Work request => In the listing below, find each line containing "architectures" and report it.

Data to use =>

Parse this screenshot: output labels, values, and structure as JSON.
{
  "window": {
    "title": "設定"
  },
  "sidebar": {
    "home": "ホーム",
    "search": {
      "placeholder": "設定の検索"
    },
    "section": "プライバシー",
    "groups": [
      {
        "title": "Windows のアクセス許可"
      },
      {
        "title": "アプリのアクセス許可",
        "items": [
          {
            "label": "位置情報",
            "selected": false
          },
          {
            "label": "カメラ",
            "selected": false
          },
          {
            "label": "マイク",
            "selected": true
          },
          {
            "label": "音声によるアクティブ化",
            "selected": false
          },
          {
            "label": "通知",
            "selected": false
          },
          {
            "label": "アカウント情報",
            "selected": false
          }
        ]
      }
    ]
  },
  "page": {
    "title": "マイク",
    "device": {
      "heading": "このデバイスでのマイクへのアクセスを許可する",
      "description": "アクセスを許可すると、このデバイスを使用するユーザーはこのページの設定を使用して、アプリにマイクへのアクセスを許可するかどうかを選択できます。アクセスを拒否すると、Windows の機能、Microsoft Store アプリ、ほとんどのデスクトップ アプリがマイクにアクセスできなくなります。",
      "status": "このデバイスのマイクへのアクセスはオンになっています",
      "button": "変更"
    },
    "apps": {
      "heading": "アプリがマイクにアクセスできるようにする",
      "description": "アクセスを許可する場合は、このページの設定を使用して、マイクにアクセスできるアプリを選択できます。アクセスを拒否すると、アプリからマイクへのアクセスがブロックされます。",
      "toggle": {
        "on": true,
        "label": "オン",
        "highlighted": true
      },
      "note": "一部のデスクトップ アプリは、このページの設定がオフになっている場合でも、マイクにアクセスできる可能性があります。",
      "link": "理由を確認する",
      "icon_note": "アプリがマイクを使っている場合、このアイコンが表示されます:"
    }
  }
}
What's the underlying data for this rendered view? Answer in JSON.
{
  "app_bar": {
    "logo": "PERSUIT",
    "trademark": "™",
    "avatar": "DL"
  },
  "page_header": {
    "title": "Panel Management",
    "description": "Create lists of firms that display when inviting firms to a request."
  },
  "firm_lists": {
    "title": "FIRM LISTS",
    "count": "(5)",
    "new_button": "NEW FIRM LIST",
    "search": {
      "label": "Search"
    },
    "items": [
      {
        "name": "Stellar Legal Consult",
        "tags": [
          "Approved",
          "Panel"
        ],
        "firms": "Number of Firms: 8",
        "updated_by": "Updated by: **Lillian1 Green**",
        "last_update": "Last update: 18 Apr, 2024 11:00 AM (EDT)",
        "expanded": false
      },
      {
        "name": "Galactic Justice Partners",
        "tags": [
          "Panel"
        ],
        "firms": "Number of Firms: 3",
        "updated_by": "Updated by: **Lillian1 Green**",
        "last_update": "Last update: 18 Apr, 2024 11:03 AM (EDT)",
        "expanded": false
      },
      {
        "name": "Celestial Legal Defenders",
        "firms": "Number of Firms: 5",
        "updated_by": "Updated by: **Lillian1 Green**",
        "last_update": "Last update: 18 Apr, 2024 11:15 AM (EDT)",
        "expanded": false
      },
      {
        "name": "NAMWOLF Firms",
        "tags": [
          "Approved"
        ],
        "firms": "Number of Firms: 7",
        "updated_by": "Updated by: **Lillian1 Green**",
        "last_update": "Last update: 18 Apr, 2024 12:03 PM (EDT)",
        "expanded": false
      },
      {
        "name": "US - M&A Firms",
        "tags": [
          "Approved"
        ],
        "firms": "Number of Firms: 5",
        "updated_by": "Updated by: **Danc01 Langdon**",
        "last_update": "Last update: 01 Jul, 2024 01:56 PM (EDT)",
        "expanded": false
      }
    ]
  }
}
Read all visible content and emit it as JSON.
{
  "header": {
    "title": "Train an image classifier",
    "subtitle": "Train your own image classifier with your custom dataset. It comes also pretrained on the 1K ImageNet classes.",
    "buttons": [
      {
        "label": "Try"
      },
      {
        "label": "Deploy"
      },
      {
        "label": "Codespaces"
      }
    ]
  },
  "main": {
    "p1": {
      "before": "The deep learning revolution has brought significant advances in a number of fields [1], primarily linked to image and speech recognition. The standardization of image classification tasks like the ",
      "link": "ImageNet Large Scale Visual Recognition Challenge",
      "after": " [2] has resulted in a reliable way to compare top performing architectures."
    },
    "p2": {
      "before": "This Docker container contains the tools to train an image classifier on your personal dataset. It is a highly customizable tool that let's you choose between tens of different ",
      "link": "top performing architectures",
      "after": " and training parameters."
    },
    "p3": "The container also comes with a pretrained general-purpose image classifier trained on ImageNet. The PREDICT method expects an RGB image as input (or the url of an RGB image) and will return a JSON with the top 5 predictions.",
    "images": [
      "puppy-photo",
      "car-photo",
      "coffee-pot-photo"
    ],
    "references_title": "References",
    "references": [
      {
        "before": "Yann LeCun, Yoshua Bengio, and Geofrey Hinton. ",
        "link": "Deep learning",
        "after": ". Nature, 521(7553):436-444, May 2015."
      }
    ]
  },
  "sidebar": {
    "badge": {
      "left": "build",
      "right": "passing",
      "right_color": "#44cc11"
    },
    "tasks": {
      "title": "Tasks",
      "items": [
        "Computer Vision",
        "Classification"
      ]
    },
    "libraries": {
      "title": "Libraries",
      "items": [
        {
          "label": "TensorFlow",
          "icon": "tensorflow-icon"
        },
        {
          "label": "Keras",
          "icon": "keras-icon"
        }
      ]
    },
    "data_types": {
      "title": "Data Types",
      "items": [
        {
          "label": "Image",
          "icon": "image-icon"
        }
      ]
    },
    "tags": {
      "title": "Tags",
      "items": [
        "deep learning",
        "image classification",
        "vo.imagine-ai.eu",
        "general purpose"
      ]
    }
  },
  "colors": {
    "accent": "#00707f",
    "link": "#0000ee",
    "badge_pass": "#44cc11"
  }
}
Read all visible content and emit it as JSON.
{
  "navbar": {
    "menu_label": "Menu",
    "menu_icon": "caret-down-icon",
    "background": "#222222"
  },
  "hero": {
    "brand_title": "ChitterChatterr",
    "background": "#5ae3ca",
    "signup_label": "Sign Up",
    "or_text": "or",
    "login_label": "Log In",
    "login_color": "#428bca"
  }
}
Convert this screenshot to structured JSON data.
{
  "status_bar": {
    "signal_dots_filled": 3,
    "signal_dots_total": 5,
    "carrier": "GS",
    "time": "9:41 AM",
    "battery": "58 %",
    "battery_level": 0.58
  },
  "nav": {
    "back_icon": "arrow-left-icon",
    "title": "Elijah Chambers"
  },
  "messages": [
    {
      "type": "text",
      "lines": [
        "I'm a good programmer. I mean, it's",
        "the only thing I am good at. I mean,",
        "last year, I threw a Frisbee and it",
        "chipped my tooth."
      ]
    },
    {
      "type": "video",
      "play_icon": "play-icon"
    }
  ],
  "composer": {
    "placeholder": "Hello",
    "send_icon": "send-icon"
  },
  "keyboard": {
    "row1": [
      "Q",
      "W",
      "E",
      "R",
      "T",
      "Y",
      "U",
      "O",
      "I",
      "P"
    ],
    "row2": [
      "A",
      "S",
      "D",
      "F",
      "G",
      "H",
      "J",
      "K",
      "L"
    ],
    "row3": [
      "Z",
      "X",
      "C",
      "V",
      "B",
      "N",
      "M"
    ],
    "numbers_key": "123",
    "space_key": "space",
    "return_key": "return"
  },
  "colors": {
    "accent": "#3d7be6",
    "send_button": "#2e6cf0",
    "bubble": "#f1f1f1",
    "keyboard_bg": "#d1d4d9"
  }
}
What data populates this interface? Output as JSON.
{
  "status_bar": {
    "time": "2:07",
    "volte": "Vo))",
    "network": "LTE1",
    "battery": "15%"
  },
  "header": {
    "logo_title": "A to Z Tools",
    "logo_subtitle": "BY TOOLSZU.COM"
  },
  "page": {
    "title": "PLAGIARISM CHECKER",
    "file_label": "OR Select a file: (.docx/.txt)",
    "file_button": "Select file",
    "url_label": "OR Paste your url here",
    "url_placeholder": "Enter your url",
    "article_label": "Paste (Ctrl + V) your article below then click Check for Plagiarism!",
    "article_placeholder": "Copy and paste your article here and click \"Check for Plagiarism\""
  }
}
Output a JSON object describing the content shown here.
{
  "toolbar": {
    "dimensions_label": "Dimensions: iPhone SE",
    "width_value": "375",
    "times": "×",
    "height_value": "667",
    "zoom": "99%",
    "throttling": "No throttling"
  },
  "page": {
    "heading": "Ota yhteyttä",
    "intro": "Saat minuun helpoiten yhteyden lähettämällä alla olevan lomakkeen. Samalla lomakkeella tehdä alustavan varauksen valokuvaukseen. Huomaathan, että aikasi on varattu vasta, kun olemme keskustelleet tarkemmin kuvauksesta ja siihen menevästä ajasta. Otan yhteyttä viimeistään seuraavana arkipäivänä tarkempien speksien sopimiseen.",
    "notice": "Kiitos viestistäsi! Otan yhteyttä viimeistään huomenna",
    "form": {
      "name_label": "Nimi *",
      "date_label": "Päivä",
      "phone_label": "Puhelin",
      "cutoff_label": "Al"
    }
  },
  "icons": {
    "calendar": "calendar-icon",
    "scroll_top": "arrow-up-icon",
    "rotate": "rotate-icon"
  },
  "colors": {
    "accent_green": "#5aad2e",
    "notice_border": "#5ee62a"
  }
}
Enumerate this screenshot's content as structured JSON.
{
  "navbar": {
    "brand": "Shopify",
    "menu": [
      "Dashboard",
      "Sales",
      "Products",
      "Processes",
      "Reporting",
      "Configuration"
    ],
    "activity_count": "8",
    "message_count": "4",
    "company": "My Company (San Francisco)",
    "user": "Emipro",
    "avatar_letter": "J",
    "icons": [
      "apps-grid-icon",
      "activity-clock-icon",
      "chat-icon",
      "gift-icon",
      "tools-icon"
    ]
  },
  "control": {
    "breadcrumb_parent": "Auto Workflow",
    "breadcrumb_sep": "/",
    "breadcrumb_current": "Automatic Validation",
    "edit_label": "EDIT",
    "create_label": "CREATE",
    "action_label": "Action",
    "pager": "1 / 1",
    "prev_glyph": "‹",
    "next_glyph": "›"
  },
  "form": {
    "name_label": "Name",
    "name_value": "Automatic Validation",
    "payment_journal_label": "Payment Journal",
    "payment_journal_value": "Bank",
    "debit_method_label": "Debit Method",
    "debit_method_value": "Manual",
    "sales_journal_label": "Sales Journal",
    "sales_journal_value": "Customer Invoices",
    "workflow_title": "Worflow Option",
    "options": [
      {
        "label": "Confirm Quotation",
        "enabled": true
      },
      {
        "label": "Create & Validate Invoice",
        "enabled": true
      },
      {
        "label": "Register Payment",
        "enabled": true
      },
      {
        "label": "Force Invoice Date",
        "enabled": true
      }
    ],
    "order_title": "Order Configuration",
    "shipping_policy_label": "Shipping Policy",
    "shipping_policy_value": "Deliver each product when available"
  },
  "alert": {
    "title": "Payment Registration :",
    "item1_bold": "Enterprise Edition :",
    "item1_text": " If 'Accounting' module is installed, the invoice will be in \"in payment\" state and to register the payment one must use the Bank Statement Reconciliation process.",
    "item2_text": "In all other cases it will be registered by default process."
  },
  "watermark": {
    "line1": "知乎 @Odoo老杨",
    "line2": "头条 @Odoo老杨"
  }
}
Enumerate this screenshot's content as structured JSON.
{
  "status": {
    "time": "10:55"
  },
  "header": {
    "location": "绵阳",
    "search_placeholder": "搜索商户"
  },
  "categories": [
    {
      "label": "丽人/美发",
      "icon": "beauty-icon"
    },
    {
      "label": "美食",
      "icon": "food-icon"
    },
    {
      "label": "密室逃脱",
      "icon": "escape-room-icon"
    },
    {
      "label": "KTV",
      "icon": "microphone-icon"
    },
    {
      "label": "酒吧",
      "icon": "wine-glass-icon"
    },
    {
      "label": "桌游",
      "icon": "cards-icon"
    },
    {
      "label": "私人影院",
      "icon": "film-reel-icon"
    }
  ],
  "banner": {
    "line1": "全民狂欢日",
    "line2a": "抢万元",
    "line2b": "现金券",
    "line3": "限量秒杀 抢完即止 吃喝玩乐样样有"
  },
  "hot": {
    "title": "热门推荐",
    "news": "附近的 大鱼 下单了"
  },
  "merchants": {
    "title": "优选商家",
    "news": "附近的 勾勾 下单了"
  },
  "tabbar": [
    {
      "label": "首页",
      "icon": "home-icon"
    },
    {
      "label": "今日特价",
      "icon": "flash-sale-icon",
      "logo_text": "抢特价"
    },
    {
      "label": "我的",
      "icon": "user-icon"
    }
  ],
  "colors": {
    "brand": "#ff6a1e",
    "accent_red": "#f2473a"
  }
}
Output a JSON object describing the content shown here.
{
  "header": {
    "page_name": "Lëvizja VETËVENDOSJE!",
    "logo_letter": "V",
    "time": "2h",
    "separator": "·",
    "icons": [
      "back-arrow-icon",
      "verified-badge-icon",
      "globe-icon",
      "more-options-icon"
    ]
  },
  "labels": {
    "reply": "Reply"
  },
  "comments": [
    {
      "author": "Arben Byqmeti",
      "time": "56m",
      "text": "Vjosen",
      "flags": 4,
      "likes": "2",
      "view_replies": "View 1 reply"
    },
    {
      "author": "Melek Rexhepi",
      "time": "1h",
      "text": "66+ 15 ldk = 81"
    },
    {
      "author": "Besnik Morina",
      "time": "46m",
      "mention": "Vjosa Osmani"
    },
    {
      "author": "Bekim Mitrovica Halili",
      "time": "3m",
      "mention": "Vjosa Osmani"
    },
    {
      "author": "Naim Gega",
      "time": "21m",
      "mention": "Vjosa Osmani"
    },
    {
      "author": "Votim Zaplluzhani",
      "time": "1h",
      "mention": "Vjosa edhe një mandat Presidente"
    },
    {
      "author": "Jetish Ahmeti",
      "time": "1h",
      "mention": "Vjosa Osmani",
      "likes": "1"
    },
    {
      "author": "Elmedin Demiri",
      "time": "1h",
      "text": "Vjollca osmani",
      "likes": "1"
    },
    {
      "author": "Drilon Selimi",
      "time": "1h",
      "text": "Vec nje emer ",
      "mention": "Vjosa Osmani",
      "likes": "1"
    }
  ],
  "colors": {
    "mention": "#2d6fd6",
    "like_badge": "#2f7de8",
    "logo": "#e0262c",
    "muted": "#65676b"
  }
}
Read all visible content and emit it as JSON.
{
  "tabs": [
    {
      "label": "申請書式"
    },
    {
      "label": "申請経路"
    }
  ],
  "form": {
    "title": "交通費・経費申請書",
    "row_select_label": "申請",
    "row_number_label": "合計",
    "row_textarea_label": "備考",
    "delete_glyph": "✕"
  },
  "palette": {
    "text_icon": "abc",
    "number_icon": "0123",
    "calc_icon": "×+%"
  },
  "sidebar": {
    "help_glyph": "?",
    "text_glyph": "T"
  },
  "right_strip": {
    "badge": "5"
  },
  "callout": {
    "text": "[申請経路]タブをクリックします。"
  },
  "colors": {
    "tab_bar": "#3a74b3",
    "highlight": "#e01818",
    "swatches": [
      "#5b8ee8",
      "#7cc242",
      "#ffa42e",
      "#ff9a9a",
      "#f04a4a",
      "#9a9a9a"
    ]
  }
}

Final answer =>
      "after": " [2] has resulted in a reliable way to compare top performing architectures."
      "link": "top performing architectures",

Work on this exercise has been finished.